Deputy Communications Director
502-696-5659 (office)

Attorney General Jack Conway today announced that his office has filed a consumer protection lawsuit against National College of Kentucky, Inc. over allegations that the for-profit school misrepresented job placement numbers. This marks the third lawsuit General Conway has filed as part of his ongoing investigation of the for-profit college industry. National College operates six Kentucky campuses in Lexington, Louisville, Florence, Pikeville, Richmond and Danville.

The three-count complaint filed in Fayette Circuit Court alleges that National College violated the Kentucky Consumer Protection Act by making false, misleading and deceptive disclosures regarding the rate at which its students were able to obtain employment in their field of study.

"This type of deception must stop," General Conway said. "National College is putting its bottom line before the hopes and dreams of students who are trying to better their lives.

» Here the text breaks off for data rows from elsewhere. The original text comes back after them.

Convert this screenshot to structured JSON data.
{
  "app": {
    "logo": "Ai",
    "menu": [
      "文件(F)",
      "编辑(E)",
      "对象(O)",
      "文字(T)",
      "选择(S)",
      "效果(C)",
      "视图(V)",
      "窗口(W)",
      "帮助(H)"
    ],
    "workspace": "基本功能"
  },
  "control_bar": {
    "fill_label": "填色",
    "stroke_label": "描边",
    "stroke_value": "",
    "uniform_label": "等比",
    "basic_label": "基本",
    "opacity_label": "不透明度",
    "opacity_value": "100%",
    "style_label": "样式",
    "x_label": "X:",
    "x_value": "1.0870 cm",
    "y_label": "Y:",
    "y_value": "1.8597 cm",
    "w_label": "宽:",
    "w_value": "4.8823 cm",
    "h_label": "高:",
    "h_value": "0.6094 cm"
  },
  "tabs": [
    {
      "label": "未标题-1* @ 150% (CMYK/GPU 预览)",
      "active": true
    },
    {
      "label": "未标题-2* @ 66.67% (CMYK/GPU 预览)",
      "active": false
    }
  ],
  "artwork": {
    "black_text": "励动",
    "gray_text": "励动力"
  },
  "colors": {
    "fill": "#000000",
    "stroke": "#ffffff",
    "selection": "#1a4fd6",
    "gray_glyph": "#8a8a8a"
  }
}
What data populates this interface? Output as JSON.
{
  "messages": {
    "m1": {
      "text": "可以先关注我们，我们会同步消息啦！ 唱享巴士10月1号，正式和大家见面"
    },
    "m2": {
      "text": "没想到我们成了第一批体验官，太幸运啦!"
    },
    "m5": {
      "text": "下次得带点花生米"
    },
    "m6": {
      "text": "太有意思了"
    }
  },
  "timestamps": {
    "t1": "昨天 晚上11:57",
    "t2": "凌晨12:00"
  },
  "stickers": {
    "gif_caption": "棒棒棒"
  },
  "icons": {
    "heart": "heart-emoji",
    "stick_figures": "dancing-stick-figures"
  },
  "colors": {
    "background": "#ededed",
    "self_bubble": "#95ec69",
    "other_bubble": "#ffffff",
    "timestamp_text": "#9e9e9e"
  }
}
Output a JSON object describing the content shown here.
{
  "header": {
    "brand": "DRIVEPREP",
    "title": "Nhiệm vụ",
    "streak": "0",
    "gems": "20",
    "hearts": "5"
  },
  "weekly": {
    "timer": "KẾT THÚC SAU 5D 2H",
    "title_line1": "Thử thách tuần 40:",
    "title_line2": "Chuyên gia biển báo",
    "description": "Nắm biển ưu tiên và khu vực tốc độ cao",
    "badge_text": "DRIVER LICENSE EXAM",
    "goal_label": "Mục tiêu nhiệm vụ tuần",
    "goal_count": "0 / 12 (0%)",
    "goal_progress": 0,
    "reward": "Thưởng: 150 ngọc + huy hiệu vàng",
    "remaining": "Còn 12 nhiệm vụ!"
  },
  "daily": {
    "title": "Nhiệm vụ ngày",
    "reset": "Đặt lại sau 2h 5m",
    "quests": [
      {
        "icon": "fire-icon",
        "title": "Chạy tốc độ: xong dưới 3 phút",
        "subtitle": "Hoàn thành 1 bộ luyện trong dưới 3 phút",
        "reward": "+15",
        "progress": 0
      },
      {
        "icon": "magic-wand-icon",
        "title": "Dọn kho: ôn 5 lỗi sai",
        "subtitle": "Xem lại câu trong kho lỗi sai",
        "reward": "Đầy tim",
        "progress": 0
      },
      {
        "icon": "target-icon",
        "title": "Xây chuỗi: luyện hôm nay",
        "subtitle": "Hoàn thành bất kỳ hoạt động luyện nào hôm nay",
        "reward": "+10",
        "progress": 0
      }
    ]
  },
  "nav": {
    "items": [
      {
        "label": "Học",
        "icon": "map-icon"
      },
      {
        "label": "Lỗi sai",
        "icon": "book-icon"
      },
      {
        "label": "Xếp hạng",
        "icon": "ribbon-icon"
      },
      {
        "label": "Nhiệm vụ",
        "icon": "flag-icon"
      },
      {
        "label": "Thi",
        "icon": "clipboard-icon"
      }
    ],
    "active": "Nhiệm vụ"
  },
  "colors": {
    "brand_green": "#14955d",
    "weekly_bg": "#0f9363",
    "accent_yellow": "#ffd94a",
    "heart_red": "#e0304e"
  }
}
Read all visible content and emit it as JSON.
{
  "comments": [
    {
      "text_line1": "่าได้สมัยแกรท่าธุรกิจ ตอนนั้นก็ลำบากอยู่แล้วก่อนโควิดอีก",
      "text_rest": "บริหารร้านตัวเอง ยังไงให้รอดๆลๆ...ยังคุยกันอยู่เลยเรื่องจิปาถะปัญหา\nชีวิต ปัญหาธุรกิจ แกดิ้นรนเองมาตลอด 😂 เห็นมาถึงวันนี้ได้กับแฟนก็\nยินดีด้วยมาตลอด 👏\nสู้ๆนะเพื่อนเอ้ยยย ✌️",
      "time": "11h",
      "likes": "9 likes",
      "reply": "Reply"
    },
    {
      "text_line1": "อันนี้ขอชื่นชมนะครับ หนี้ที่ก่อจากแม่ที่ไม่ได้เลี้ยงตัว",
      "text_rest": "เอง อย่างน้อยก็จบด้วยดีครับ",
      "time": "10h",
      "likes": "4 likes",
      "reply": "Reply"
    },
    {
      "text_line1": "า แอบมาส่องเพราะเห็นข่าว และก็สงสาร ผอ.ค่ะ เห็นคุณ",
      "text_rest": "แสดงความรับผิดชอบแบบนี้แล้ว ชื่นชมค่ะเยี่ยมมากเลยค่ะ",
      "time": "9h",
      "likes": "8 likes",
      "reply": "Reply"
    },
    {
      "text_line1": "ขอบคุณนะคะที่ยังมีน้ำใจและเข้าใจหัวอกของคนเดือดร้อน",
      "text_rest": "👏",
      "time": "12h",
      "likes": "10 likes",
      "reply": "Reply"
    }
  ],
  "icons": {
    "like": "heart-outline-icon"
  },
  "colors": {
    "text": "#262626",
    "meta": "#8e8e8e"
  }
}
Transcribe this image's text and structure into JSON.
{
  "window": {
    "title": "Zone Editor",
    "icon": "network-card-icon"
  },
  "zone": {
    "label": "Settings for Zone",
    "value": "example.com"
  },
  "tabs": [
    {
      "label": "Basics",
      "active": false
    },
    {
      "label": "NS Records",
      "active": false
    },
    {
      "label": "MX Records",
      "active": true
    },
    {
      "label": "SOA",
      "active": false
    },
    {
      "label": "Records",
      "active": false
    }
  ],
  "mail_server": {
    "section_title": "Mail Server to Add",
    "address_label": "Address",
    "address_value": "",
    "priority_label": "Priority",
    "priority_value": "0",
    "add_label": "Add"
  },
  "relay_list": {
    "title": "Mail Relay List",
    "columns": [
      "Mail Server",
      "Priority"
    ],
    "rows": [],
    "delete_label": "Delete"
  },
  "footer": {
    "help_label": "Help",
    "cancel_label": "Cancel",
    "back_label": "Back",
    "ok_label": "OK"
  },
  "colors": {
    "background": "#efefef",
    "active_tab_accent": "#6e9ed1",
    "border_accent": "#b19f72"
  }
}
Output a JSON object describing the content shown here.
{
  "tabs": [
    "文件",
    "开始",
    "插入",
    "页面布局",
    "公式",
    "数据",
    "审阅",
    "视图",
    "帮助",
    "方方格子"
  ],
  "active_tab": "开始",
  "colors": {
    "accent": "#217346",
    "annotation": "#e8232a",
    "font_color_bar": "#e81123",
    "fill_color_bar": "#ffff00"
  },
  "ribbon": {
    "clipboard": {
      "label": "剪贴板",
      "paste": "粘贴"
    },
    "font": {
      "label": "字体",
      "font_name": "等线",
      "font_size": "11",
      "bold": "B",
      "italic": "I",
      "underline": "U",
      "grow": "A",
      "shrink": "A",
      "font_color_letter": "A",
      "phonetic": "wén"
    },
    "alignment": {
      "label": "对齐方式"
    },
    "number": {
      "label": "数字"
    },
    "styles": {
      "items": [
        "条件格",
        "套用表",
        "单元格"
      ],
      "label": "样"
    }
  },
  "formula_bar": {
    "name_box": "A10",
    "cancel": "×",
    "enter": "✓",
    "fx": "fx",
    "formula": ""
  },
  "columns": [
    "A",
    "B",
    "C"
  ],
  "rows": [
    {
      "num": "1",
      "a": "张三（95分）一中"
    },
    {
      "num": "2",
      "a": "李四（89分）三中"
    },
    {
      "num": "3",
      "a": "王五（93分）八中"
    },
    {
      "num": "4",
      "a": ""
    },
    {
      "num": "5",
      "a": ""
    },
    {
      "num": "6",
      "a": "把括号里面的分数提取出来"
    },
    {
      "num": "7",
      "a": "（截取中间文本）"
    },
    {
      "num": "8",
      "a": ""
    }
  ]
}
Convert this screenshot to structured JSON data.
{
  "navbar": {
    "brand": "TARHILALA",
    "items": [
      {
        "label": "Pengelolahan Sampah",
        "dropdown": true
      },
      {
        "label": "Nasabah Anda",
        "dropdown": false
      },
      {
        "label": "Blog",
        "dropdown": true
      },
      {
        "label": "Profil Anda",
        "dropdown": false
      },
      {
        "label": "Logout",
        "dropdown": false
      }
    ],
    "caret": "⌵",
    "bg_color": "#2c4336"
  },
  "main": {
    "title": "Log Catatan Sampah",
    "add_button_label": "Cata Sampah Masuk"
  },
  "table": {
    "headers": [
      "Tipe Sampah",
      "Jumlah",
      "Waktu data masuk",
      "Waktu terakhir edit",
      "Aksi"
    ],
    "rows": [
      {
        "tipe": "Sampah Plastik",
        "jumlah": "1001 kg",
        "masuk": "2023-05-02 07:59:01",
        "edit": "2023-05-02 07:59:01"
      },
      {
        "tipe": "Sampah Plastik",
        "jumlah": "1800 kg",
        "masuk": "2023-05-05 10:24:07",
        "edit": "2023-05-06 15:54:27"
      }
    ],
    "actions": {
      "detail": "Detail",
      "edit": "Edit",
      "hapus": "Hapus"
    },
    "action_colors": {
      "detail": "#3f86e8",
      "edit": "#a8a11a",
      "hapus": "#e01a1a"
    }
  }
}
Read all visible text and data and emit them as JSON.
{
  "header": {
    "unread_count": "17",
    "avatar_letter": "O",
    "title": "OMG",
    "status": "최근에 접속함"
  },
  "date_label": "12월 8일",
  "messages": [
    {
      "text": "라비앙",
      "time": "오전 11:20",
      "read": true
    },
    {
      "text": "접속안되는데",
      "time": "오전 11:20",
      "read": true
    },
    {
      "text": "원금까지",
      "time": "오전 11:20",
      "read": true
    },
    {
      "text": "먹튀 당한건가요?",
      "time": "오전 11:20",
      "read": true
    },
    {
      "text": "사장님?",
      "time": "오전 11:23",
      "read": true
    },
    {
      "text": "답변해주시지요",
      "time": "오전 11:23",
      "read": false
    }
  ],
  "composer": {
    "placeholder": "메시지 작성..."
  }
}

The reality is that more and more students are leaving for-profit schools with high debt loads and without the high-paying jobs they were promised."

The Attorney General's complaint details that since at least 2008, National College has publicly represented that students achieve "success" in obtaining employment at rates that are significantly higher than the job placement rates National actually reports to its accreditor, the Accrediting Council for Independent Colleges and Schools (ACICS). For example, the complaint alleges that during or before 2008 and continuing through at least December of 2010 (when the Attorney General issued National a subpoena and civil investigative demand) National represented on its website certain "successful employment" figures for graduates of its Lexington, Louisville, Pikeville and Richmond campuses. Those numbers on the website are significantly higher than the job placement numbers National was reporting to ACICS, to whom it reported the following numbers for the years 2008-2010:

National's Webpage
December 2010 and earlier
Lexington — 94%
Louisville — 96%
Pikeville — 84%
Richmond — 91%

Sometime between December 15, 2010 and March 2011, after the Attorney General's investigation began, the complaint alleges that National changed its webpage- lowering the numbers for "successful" employment and added a disclaimer for the first time that the numbers represent graduates "who are employed in any field."

Webpage March 2011:

  • Lexington — 91%
  • Louisville — 81%
  • Pikeville — 78%
  • Richmond — 87%
  • Florence — 83%
  • Danville — 84%

The complaint further alleges that the website's current representations concerning "successful" placements are still unfair, false, misleading and deceptive because the disclaimer is not plain and does not undo the false impression that the numbers represent employment in the careers studied.

The Attorney General's complaint seeks an order enjoining National from violating the law, civil penalties of $2,000 per violation and recovery of investigative costs and attorneys fees.

The lawsuit follows efforts by National College to block the Attorney General's investigation. National filed a lawsuit in Franklin Circuit Court in January of 2011 claiming that the investigation by the Office of the Attorney General was not supported by sufficient evidence of wrongdoing. Circuit Judge Philip Shepherd ruled in the Attorney General's favor finding it is "in the public interest that an investigation should be made to ascertain whether [the plaintiff] in fact has engaged in, is engaging in or is about to engage in, any act or practice declared to be unlawful by KRS 367.110 to 367.300." National College has appealed that ruling to the Kentucky Court of Appeals, where the matter is pending.

Combating Abuse in the For-Profit College Industry

Attorney General Conway continues to lead a national bipartisan effort to examine potential abuses in the for-profit college industry. There are currently 22 states involved in the working group.

As part of this effort, General Conway filed suit in July against Daymar College over allegations that the for-profit college violated Kentucky's Consumer Protection Act by engaging in a sophisticated practice of deceiving and misleading students about their textbooks and financial aid so students were forced into purchasing higher-priced books and supplies from Daymar.

In August, General Conway's office filed a motion to intervene in a whistle-blower suit against Education Management Corporation (EDMC), the parent company of Brown Mackie College, over allegations that the company illegally paid recruiters based on the number of students they enrolled in EDMC programs.

Attorney General Conway also has active investigations examining the activities of five other proprietary colleges operating in Kentucky. Those investigations are ongoing.

Link to the Complaint: